TASK REQUIREMENTS: For each record below, write an exact copy.

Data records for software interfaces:
- Opening Delimiter -

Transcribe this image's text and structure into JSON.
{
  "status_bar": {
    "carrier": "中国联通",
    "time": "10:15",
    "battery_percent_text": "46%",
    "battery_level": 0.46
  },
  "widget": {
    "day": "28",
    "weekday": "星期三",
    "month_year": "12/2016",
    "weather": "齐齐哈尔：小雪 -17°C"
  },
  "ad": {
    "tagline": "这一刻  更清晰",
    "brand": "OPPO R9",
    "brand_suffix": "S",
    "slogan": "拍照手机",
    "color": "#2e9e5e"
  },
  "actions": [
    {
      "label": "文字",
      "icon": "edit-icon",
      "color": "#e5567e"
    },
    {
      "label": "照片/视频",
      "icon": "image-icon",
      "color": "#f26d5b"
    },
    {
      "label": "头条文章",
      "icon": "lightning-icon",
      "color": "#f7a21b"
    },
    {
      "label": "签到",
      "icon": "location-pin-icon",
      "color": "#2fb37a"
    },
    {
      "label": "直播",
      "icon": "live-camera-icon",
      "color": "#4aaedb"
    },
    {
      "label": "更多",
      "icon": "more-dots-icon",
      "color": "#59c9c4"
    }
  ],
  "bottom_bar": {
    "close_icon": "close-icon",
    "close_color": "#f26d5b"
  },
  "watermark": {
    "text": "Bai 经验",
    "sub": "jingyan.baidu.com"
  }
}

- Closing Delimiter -

EXERCISE RESULT:
Transcribe this image's text and structure into JSON.
{
  "status_bar": {
    "carrier": "中国联通",
    "time": "10:15",
    "battery_percent_text": "46%",
    "battery_level": 0.46
  },
  "widget": {
    "day": "28",
    "weekday": "星期三",
    "month_year": "12/2016",
    "weather": "齐齐哈尔：小雪 -17°C"
  },
  "ad": {
    "tagline": "这一刻  更清晰",
    "brand": "OPPO R9",
    "brand_suffix": "S",
    "slogan": "拍照手机",
    "color": "#2e9e5e"
  },
  "actions": [
    {
      "label": "文字",
      "icon": "edit-icon",
      "color": "#e5567e"
    },
    {
      "label": "照片/视频",
      "icon": "image-icon",
      "color": "#f26d5b"
    },
    {
      "label": "头条文章",
      "icon": "lightning-icon",
      "color": "#f7a21b"
    },
    {
      "label": "签到",
      "icon": "location-pin-icon",
      "color": "#2fb37a"
    },
    {
      "label": "直播",
      "icon": "live-camera-icon",
      "color": "#4aaedb"
    },
    {
      "label": "更多",
      "icon": "more-dots-icon",
      "color": "#59c9c4"
    }
  ],
  "bottom_bar": {
    "close_icon": "close-icon",
    "close_color": "#f26d5b"
  },
  "watermark": {
    "text": "Bai 经验",
    "sub": "jingyan.baidu.com"
  }
}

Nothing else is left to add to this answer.